Cheryl Newnham obituary
Born 1947, died 2011. A graduate of the School of Languages and Cultures.
Obituary from Cheryl's husband.
I first met Cheryl Massey, strangely, at a night school class for women’s tailoring in January 1972. She taught modern languages at Dartmouth High School, West Bromwich, and came into the circle of friends of my mother who taught needlework and dressmaking. My mother had been teaching 20 years at night school and invited her to join the class. I was the driver and Cheryl imagined that I could match my mother’s couture of clothes of her own making but she was disappointed as my standards were not smart but scruffy and bearded. And yet it was our first step into the future, we became companions and shared our social lives; I had a spread of interests but she was a teacher of foreign languages and thus held a golden key to the door of the treasury of French and Spanish culture.
From her village of Pelsall north of Walsall she entered the University in September 1966 and graduated after 3 years in Latin, French & Spanish. It was a bold decision that her first year teaching post would be in France at the Lycee Mixte of Le Dorat near Limoges. Our holidays led her back to France and I was introduced to her former teaching colleagues and friends and to the beautiful village of Le Dorat that has a huge Romanesque abbey at its heart. More holidays followed, a neverending discovery of French treasures such as the vast alignment of Neolithic stones & dolmens at Carnac in Brittany, the Gothic cathedrals of Normandy and the beautiful Palace of Versailles.

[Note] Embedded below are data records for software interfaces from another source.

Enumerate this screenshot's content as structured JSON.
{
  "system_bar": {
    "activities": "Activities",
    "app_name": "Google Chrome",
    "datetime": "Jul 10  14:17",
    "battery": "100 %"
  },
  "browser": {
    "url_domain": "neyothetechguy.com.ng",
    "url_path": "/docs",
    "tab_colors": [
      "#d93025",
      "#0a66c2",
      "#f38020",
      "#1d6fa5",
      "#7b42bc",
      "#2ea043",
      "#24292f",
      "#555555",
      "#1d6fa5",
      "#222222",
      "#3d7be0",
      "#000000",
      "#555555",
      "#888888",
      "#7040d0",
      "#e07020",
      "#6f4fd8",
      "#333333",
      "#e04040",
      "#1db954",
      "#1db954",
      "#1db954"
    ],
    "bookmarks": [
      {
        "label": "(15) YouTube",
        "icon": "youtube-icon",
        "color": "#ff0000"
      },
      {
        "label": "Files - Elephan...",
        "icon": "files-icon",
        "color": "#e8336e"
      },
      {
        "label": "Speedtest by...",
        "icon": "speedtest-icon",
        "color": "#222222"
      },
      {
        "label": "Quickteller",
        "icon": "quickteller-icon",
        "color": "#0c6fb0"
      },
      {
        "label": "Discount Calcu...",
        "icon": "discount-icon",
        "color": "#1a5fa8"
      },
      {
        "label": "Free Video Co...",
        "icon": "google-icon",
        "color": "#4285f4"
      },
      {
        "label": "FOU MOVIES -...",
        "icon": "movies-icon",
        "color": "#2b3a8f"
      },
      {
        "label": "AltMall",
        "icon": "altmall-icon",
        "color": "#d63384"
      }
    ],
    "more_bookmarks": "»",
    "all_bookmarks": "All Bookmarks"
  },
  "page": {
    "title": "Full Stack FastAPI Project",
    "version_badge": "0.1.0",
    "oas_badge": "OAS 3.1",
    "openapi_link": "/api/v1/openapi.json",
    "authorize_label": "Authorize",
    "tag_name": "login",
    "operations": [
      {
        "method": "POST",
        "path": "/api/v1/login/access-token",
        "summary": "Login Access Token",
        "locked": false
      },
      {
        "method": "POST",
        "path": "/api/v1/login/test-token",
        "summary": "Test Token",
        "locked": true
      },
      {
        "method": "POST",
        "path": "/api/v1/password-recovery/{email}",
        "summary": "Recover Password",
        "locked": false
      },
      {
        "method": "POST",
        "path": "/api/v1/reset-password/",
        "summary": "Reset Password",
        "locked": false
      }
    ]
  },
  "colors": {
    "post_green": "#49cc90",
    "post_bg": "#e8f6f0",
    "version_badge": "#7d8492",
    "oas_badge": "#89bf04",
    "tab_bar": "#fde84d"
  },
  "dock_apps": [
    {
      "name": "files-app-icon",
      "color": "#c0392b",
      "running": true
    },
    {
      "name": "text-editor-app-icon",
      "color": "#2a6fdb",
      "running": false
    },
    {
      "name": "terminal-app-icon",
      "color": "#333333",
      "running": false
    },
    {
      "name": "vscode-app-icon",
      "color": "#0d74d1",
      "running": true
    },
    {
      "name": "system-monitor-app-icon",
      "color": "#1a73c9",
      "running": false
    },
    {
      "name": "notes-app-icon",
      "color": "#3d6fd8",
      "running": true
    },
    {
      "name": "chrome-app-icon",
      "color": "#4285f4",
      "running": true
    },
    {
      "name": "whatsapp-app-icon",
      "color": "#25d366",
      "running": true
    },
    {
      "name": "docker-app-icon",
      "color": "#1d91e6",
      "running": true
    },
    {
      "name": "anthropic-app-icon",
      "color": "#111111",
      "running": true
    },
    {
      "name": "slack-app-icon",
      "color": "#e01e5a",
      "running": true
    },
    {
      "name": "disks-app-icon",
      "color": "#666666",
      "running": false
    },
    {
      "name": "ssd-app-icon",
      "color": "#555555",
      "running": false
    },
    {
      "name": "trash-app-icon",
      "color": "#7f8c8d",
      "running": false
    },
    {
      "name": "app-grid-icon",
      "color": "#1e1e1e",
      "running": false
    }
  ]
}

We were married in July 1973 surrounded by our families including all twelve of my nieces & nephews, friends, teachers and pupils from Dartmouth HS. Cheryl took up teaching at Walsall Blue Coat School and became departmental head a year later. Our first child, Sally Gisele, was born 1976 and two years later came Matthew Richard. We lived at Wednesbury where Cheryl & Sally sang in the choir of our church St Paul’s. Sally studied German, Economics & European Business Studies at Surrey University when we changed houses and moved to Wolverhampton in 1993.
By now Cheryl was on the teaching staff at Darlaston Community School and after 20 years left for her new post at Highfields School Wolverhampton that commenced September 2002. But during her first term she began to lose her concentration and then fainted while shopping in a supermarket and was taken into hospital. After much care in New Cross Hospital, Wolverhampton and the Queen Elizabeth Hospital, Birmingham we learned that she suffered from an extremely rare form of cancer called insulinoma whose effects are similar to those of diabetes. This meant a different way of life, she took early retirement in 2003 and we learned how to respond to her many episodes of coma but it became manageable with special drugs.
Cheryl was able to adapt to the limitations her sickness imposed and displayed extraordinary courage and stoicism throughout. She made many friends at St Michael’s Church, Tettenhall, took particular interest in children & young people, encouraged their self confidence and became the leader of the local group of The Mothers’ Union. The cancer spread to her liver and she underwent two operations at the QE, the first in 2003 and the second 2009 but it was a slow recovery after the last. The pains and symptoms got worse and palliative medicine with doses of morphine was the only way forward for her.
The big event of the New Year 2011 was Sally’s marriage and we made ourselves a promise that it would go to the top of our agenda. The wedding was in Hamburg when she married Timo Erik Wandrey on 8th July. The time had come for another hospital stay and Cheryl went into Compton Hospice two weeks later. But there was more to come of the wedding at a reception here in Wolverhampton at the Masonic Hall on the 30th July. A special taxi brought Cheryl, in the charge of her sisters Sandra and Diane, to the middle table where we all gave her a standing ovation. We were entertained by a piano, bassoon & soprano trio led by Clive Russell who played Cheryl’s special piano request, the wonderful Fantaisie Impromptu by Chopin. In the following months we comforted Cheryl every day in the modern wing of the Hospice until she died peacefully in the presence of myself, Sandra & Diane on the morning of Tuesday 6th September.